▶ [Task item]:
Gather every line from the entries below that includes "last".

▶ [Given records]:
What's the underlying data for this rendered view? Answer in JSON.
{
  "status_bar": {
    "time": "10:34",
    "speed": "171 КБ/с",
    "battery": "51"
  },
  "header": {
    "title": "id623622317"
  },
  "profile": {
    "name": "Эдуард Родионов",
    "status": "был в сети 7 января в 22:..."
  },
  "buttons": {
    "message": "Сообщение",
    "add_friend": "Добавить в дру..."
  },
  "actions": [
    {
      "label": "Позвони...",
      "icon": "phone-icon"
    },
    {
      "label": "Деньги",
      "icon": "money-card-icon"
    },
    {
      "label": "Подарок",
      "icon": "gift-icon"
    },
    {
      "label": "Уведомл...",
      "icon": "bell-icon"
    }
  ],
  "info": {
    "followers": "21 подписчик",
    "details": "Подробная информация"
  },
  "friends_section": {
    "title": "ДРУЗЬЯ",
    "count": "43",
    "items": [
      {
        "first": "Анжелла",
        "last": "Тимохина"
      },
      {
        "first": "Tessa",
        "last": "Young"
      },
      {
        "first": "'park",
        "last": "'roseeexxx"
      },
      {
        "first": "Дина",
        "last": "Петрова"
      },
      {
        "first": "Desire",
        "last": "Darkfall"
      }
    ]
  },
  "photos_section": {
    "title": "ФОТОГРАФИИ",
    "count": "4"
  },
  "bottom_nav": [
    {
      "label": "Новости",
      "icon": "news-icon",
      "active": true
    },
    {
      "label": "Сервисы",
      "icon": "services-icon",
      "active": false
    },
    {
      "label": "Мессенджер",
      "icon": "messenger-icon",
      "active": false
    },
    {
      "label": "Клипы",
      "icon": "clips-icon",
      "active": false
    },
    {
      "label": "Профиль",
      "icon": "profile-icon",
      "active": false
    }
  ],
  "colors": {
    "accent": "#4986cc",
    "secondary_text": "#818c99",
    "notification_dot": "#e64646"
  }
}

▶ [Expected answer]:
        "last": "Тимохина"
        "last": "Young"
        "last": "'roseeexxx"
        "last": "Петрова"
        "last": "Darkfall"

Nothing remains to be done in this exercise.